→ DATA EXTRACT:
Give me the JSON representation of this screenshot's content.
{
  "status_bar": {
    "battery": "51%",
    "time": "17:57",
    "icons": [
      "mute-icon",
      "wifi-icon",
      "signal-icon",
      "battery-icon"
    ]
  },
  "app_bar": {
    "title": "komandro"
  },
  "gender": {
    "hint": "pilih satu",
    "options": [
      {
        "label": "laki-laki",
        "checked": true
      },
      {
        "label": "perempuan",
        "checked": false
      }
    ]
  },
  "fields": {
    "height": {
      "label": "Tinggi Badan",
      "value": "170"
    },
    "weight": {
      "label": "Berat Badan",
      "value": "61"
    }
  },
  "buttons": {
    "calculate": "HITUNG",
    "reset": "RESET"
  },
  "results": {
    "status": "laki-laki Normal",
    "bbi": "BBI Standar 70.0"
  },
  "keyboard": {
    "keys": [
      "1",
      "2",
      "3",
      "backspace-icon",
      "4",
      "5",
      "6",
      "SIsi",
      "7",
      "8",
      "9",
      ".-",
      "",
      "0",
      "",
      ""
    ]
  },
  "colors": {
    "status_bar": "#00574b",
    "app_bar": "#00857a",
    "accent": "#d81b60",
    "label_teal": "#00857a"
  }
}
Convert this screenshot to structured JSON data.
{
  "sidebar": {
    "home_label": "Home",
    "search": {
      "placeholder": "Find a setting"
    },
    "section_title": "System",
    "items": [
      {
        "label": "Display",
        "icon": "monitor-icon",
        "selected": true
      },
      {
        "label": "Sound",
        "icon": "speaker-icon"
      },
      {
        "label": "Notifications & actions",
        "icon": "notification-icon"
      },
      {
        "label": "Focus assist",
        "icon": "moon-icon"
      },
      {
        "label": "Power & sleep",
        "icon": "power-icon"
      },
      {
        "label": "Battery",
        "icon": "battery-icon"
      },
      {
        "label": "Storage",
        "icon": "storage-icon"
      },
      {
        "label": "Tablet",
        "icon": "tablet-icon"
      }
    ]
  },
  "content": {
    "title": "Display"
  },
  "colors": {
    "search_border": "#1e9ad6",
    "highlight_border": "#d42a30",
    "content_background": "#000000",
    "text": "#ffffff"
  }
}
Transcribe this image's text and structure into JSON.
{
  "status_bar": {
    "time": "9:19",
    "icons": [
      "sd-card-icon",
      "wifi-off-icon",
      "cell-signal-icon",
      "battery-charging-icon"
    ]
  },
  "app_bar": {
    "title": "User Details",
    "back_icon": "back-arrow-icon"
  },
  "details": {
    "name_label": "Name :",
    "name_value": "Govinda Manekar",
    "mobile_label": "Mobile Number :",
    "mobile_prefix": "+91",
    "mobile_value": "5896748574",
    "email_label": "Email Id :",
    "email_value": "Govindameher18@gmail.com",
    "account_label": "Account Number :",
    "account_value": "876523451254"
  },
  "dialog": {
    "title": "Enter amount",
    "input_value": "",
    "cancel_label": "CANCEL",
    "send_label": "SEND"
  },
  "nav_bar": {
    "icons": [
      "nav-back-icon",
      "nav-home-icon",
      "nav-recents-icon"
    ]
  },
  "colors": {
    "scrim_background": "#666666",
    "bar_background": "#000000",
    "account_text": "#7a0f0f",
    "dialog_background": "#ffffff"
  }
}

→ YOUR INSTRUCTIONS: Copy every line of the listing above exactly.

→ ANSWER TO THIS PROBLEM:
Give me the JSON representation of this screenshot's content.
{
  "status_bar": {
    "battery": "51%",
    "time": "17:57",
    "icons": [
      "mute-icon",
      "wifi-icon",
      "signal-icon",
      "battery-icon"
    ]
  },
  "app_bar": {
    "title": "komandro"
  },
  "gender": {
    "hint": "pilih satu",
    "options": [
      {
        "label": "laki-laki",
        "checked": true
      },
      {
        "label": "perempuan",
        "checked": false
      }
    ]
  },
  "fields": {
    "height": {
      "label": "Tinggi Badan",
      "value": "170"
    },
    "weight": {
      "label": "Berat Badan",
      "value": "61"
    }
  },
  "buttons": {
    "calculate": "HITUNG",
    "reset": "RESET"
  },
  "results": {
    "status": "laki-laki Normal",
    "bbi": "BBI Standar 70.0"
  },
  "keyboard": {
    "keys": [
      "1",
      "2",
      "3",
      "backspace-icon",
      "4",
      "5",
      "6",
      "SIsi",
      "7",
      "8",
      "9",
      ".-",
      "",
      "0",
      "",
      ""
    ]
  },
  "colors": {
    "status_bar": "#00574b",
    "app_bar": "#00857a",
    "accent": "#d81b60",
    "label_teal": "#00857a"
  }
}
Convert this screenshot to structured JSON data.
{
  "sidebar": {
    "home_label": "Home",
    "search": {
      "placeholder": "Find a setting"
    },
    "section_title": "System",
    "items": [
      {
        "label": "Display",
        "icon": "monitor-icon",
        "selected": true
      },
      {
        "label": "Sound",
        "icon": "speaker-icon"
      },
      {
        "label": "Notifications & actions",
        "icon": "notification-icon"
      },
      {
        "label": "Focus assist",
        "icon": "moon-icon"
      },
      {
        "label": "Power & sleep",
        "icon": "power-icon"
      },
      {
        "label": "Battery",
        "icon": "battery-icon"
      },
      {
        "label": "Storage",
        "icon": "storage-icon"
      },
      {
        "label": "Tablet",
        "icon": "tablet-icon"
      }
    ]
  },
  "content": {
    "title": "Display"
  },
  "colors": {
    "search_border": "#1e9ad6",
    "highlight_border": "#d42a30",
    "content_background": "#000000",
    "text": "#ffffff"
  }
}
Transcribe this image's text and structure into JSON.
{
  "status_bar": {
    "time": "9:19",
    "icons": [
      "sd-card-icon",
      "wifi-off-icon",
      "cell-signal-icon",
      "battery-charging-icon"
    ]
  },
  "app_bar": {
    "title": "User Details",
    "back_icon": "back-arrow-icon"
  },
  "details": {
    "name_label": "Name :",
    "name_value": "Govinda Manekar",
    "mobile_label": "Mobile Number :",
    "mobile_prefix": "+91",
    "mobile_value": "5896748574",
    "email_label": "Email Id :",
    "email_value": "Govindameher18@gmail.com",
    "account_label": "Account Number :",
    "account_value": "876523451254"
  },
  "dialog": {
    "title": "Enter amount",
    "input_value": "",
    "cancel_label": "CANCEL",
    "send_label": "SEND"
  },
  "nav_bar": {
    "icons": [
      "nav-back-icon",
      "nav-home-icon",
      "nav-recents-icon"
    ]
  },
  "colors": {
    "scrim_background": "#666666",
    "bar_background": "#000000",
    "account_text": "#7a0f0f",
    "dialog_background": "#ffffff"
  }
}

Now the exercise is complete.